By now you’re thinking, “Gah! Will it ever end?” Sorry, dear readers. I’m not known for my brevity.
September 2013 – The first picture Nathan sent me from this trip was of the entire group of kids who live at Alex’s House.
|Can you even stand the cuteness?|
I wept when it came up on my screen. I looked at those darling faces and longed to hug and kiss them. Nathan took an Auburn baseball cap to Renel and had the chance to spend time with him. Such an amazing thing considering the last time Nate saw him he was homeless and hungry standing on his parents’ grave. Who was this smiling, healthy child? Such a transformation.
|That smile does funny things to my heart.|

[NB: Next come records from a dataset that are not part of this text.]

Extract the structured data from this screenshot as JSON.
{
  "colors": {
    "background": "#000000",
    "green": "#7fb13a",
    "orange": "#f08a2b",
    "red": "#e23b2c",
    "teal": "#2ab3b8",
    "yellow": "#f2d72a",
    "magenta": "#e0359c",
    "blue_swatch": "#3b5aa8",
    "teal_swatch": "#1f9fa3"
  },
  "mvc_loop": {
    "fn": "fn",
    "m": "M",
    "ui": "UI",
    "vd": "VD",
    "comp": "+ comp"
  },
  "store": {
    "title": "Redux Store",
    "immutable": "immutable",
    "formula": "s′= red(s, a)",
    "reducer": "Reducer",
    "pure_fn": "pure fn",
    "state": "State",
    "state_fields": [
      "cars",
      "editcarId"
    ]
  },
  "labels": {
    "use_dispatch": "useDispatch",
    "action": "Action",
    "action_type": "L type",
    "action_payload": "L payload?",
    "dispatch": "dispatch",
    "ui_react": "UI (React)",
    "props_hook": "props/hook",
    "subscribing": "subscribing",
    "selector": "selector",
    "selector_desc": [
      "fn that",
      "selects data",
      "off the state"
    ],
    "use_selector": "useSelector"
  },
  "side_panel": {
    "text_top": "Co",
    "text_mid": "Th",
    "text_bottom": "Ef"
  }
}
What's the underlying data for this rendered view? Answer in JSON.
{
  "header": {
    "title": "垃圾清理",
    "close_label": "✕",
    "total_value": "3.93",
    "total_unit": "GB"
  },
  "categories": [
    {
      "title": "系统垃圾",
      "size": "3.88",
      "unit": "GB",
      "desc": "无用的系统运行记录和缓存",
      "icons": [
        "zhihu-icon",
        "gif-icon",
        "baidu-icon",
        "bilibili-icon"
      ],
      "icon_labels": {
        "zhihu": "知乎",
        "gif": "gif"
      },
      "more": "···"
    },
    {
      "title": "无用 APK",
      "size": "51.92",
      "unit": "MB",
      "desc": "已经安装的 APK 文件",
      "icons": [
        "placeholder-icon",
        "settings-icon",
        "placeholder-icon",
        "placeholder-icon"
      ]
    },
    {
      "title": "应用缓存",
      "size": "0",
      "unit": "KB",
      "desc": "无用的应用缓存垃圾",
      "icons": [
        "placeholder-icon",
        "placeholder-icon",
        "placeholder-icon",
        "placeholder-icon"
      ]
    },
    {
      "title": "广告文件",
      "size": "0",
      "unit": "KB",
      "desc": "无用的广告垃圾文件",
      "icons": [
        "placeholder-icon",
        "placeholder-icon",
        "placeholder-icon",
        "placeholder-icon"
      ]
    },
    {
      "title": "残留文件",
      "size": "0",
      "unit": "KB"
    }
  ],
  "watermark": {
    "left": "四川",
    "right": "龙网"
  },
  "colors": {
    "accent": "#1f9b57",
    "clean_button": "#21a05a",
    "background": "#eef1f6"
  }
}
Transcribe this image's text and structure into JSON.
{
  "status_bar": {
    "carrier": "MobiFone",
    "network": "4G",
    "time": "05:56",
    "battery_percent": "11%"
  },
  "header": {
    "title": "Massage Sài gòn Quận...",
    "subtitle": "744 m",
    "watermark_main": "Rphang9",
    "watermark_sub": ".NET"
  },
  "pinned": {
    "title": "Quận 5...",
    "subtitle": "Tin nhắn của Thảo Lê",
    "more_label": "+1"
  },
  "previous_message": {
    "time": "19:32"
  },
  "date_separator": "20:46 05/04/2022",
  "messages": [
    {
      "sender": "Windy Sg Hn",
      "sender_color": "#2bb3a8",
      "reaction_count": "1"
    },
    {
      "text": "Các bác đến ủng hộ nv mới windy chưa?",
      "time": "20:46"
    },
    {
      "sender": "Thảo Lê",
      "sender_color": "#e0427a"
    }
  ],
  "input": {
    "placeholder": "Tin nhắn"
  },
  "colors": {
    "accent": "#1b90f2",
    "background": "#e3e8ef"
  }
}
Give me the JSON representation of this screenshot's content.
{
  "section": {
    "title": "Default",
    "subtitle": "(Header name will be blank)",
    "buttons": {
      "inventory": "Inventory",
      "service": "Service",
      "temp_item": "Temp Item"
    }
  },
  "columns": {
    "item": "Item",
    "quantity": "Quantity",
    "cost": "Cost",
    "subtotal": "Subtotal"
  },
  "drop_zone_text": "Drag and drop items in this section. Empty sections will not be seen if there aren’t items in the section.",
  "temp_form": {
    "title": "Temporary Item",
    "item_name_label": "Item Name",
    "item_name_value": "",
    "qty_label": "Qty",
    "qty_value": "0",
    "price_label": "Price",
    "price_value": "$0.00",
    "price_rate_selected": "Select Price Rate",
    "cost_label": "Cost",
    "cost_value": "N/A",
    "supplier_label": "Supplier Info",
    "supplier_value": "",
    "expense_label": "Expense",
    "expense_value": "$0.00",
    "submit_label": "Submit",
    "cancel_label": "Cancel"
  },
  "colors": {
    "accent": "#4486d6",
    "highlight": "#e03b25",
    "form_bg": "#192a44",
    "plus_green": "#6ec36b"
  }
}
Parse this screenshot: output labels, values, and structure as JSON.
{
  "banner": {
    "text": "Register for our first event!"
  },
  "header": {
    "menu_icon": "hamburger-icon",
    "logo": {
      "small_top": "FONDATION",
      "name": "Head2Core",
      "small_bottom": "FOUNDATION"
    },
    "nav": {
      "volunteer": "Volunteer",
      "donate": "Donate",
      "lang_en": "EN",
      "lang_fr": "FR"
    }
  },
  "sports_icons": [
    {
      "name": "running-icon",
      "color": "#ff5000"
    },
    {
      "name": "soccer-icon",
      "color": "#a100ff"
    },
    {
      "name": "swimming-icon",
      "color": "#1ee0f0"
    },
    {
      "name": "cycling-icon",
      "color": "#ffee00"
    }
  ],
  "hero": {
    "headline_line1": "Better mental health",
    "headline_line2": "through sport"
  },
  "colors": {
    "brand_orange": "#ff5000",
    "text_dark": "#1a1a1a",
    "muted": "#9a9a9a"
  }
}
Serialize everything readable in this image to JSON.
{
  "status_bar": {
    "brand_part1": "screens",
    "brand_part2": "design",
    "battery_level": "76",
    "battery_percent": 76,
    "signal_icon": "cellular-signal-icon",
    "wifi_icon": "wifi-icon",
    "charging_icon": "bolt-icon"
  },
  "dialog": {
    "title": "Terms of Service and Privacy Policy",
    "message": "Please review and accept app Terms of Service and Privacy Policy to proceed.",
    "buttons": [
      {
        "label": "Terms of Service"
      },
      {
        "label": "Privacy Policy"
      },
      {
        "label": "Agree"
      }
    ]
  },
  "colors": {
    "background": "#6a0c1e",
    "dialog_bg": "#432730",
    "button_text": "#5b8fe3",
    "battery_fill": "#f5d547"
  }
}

On the fourth night of Nathan’s trip, I had put the kids in the bed and was escaping into Pinterest world. (Funny thing about Nate’s trips; the housework is greatly diminished and my free time after 8pm goes up! Probably in part because we exist off of pb&j and cereal while he’s gone.) My phone buzzed alerting me to a new text. I guessed it was Nate with his usual nightly report of the day. One solemn sentence stared at me from the phone:
I could bore you with the details that I didn’t believe that night, but long story short, a Haitian adoption was not going to happen.
On September 10 I began to grieve for the child I would never hold in my arms.
Starting that night and continuing through the fall, I went through every stage of grief. The shock that followed the text. In the weeks to come I hit denial, sure that there must be some way. All things are possible with God, right? I kept looking for a loophole, an exception. At one point after Nathan returned home he was explaining to me (again) the reasons it was not going to happen. I said, “I guess we will just have to move to Haiti!“. My heart clung to the desire for a Haitian child and refused to let go.
As the leaves turned colors and gently made their way to the ground, I slowly settled into acceptance. But with it came the questions. Had I heard God wrong? Adoption had been the catalyst for our move to Alabama. Were we out of God’s will? Did others think we were all talk with this adoption stuff? Just following the latest Christian trend?
I wrestled with how my life was going to look. Titus was off to kindergarten and with just one at home I had been expecting to throw myself into paperwork and home studies. What should I do with myself?
One day in late October I was going through a stack of papers. I came to the information packet Nathan had requested from DHR back in August containing the application for domestic adoption. I took one look at it, and promptly threw it in the trash. ” Us four and no more.” I thought.
I remember the anger and pain just seeing it brought to my heart. I still wanted my Haitian child, even though I had come to terms that I wouldn’t have him.
When I look back on that fall one thing stands out vividly in my mind; the silence surrounding the “A” word. Other than the first couple of weeks after Nathan returned from Haiti, we did not talk about adoption. At all. Period. This was a topic that had been so commonplace in our home, our children understood the concept by the time they were three. But for several months, it was an off limits topic.
Nathan tried to bring it up a few times, but bless him, it was a dead end conversation. He had no idea what I was struggling with. My grief was so internal, I had not even shared it with him. I held that hurt close to my heart. It was a secret place and I wasn’t ready to let anyone into it. Just me and the Lord wrestling it through
But He seemed strangely silent during that fall, too. Until early December.
When He nearly blasted my ears off.